July 27, 2007
- The Chuetsu-oki Earthquake in Niigata prefecture, Japan, which occurred
on July 16th 2007, caused widespread damages such as collapse of houses
and buildings in the prefecture and its surrounding areas as in Nagano prefecture.
It also triggered a fire at an electrical transformer and other problems
in the Kasiwazaki-Kariwa Nuclear Power Plant.
- However, no problems have been confirmed with regard to the safety of
the nuclear reactors as four of the plant’s seven reactors running at the
time of the earthquake were all shut down automatically by a safety mechanism.
- Due to the earthquake, an insignificant amount of radioactive materials
were released from No 7 unit of the plant into the air, and water containing
radioactive materials were released from No 6 unit into the sea.
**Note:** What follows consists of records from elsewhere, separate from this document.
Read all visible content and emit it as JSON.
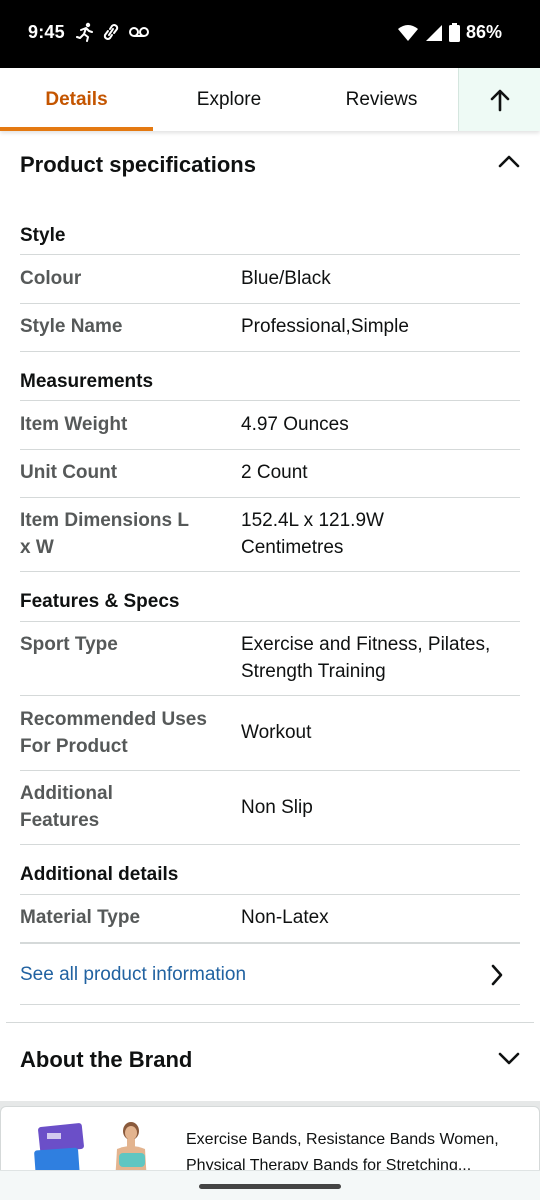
{
  "status": {
    "time": "9:45",
    "battery": "86%"
  },
  "tabs": [
    {
      "label": "Details"
    },
    {
      "label": "Explore"
    },
    {
      "label": "Reviews"
    }
  ],
  "specs": {
    "header": "Product specifications",
    "groups": {
      "style": {
        "title": "Style",
        "rows": [
          {
            "label": "Colour",
            "value": "Blue/Black"
          },
          {
            "label": "Style Name",
            "value": "Professional,Simple"
          }
        ]
      },
      "measurements": {
        "title": "Measurements",
        "rows": [
          {
            "label": "Item Weight",
            "value": "4.97 Ounces"
          },
          {
            "label": "Unit Count",
            "value": "2 Count"
          },
          {
            "label": "Item Dimensions L x W",
            "value": "152.4L x 121.9W Centimetres"
          }
        ]
      },
      "features": {
        "title": "Features & Specs",
        "rows": [
          {
            "label": "Sport Type",
            "value": "Exercise and Fitness, Pilates, Strength Training"
          },
          {
            "label": "Recommended Uses For Product",
            "value": "Workout"
          },
          {
            "label": "Additional Features",
            "value": "Non Slip"
          }
        ]
      },
      "additional": {
        "title": "Additional details",
        "rows": [
          {
            "label": "Material Type",
            "value": "Non-Latex"
          }
        ]
      }
    },
    "see_all": "See all product information"
  },
  "brand": {
    "header": "About the Brand"
  },
  "card": {
    "title": "Exercise Bands, Resistance Bands Women, Physical Therapy Bands for Stretching..."
  }
}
But the
effect of the radiation due to the release of radioactive materials into
the air is as low as one-10 millionth (1/10, 000, 000), and that into the
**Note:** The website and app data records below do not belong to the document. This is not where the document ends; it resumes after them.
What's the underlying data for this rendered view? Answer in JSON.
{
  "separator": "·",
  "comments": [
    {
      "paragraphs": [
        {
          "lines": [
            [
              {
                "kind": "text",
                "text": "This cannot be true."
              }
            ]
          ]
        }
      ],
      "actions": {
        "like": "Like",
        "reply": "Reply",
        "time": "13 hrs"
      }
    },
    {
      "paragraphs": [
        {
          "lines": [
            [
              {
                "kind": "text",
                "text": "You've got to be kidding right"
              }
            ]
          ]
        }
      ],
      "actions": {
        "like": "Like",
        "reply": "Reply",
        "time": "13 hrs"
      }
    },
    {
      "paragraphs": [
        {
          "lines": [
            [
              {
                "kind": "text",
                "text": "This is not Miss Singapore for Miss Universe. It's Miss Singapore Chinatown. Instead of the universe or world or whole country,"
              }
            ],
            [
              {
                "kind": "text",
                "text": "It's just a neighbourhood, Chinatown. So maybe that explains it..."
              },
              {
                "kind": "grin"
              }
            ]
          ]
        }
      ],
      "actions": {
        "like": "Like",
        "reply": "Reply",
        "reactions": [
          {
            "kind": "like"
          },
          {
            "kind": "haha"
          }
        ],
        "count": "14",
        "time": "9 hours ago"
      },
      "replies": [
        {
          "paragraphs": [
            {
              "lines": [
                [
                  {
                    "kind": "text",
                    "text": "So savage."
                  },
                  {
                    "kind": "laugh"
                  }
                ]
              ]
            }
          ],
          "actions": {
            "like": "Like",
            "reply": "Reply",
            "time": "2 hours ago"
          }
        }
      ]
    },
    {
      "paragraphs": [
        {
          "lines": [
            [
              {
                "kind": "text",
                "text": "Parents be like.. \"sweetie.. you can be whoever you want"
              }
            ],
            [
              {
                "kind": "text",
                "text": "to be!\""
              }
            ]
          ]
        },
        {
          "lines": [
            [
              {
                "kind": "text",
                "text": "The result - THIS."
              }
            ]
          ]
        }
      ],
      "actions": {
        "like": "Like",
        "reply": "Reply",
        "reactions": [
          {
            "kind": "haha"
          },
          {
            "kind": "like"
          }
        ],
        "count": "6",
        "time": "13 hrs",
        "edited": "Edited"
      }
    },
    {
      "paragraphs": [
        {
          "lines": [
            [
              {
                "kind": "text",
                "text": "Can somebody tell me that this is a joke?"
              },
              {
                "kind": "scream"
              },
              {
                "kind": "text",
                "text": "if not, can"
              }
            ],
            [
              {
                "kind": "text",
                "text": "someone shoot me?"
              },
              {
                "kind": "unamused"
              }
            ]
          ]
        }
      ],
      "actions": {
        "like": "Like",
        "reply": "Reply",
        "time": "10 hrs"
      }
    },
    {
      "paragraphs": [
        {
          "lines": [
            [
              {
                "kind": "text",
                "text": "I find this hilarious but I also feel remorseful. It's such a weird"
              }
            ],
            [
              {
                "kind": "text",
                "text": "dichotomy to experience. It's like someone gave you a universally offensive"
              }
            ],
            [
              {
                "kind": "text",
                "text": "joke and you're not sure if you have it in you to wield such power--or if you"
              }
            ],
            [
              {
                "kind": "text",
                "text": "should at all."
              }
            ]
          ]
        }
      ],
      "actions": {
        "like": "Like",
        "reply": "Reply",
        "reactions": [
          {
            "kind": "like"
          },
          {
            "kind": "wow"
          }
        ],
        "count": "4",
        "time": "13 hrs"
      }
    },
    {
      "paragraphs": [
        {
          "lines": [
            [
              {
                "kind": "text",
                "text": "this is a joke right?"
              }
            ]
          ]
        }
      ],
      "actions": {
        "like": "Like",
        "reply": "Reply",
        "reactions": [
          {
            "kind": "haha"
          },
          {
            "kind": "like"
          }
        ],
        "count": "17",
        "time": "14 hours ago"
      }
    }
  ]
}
sea is as low as one-billionth (1/ 1, 000, 000, 000) of the radiation which
normal citizens would receive from the natural environment in a year, respectively.
These radioactivity levels of the releases into the air and the sea are
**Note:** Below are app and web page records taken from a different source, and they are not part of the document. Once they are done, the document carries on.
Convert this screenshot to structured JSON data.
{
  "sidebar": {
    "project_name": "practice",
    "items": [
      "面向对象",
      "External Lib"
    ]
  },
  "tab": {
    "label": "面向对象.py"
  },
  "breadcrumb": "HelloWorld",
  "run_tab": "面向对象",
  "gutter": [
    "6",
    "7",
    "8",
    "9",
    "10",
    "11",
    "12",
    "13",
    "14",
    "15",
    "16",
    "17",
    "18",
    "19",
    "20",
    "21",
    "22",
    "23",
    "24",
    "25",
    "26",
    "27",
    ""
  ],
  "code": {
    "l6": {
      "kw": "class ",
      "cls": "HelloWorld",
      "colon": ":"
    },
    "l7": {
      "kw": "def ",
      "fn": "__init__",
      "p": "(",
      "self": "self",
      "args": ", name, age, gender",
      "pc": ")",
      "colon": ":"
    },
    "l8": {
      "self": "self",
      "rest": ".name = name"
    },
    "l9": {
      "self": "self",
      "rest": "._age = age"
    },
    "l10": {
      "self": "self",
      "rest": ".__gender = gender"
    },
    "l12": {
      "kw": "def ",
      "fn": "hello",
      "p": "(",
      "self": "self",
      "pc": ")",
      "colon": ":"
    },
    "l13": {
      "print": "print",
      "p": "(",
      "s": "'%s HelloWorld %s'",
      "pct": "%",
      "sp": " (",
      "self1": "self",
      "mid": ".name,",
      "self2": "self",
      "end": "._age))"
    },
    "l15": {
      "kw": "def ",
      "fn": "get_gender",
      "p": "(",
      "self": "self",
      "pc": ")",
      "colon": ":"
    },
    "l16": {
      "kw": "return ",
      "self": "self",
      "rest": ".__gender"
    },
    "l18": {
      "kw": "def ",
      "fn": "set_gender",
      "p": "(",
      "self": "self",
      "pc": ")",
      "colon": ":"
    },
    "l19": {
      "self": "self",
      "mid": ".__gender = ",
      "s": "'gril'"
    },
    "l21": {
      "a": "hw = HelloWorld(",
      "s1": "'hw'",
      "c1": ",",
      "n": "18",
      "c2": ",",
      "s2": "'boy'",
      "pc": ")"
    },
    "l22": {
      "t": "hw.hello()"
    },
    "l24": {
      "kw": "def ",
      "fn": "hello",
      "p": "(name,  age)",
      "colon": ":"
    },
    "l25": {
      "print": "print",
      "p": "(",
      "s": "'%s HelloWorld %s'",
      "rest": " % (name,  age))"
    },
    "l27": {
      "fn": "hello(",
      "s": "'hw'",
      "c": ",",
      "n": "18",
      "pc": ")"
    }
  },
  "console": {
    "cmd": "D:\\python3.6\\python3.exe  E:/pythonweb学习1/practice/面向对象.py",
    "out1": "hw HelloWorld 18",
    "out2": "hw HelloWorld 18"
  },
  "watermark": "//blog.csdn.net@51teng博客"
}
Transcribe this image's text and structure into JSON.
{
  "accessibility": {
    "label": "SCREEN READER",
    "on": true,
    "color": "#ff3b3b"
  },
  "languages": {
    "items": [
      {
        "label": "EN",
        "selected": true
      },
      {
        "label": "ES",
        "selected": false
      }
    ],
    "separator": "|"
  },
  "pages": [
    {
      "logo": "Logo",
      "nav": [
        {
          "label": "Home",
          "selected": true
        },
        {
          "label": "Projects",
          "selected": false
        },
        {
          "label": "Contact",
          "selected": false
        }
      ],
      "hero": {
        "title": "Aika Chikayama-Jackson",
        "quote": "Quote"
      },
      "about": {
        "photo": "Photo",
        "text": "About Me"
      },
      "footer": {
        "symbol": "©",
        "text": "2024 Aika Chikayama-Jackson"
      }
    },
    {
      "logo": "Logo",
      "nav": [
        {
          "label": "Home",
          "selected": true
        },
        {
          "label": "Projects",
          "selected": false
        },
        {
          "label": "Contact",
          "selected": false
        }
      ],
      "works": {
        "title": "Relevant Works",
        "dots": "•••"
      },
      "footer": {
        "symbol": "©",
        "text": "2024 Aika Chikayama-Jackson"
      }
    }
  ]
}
as low as one-millionth(1/1,000,000), and one-100 millionth(1/1,000,000,000),
respectively, of the radiation which normal citizens would receive during
a round-trip flight from Tokyo to New York. Needless to say, the levels
are much lower than the legal limit set by the safety standard, and will
never affect the surrounding environment. Furthermore, these leaks have
- In spite of the facts above, it is most regrettable that some news media
have reported on the safety situation surrounding the nuclear power plant
in an inaccurate or inappropriate manner, and spread of misperception has
produced adverse effects on such fields as tourism in Japan.
- Japan has provided and shared relevant information with the International
Atomic Energy Agency (IAEA) since the beginning. Considering the proposal
by the IAEA that although it is confident in Japan’s ability to perform
a thorough assessment of this event, the IAEA is ready to send an international
expert team to join Japan in the review, Japan has determined to accept
the team from IAEA and to conduct a joint review from the viewpoint
of improving international cooperation in the field of nuclear safety.
- We believe that this joint review will not only confirm the current safety of the Kashiwazaki-Kariwa Nuclear Power Plant, more objectively, but also will further contribute to the transparency in Japan’s Nuclear Energy, and help promote to share lessons leaned from the earthquake internationally.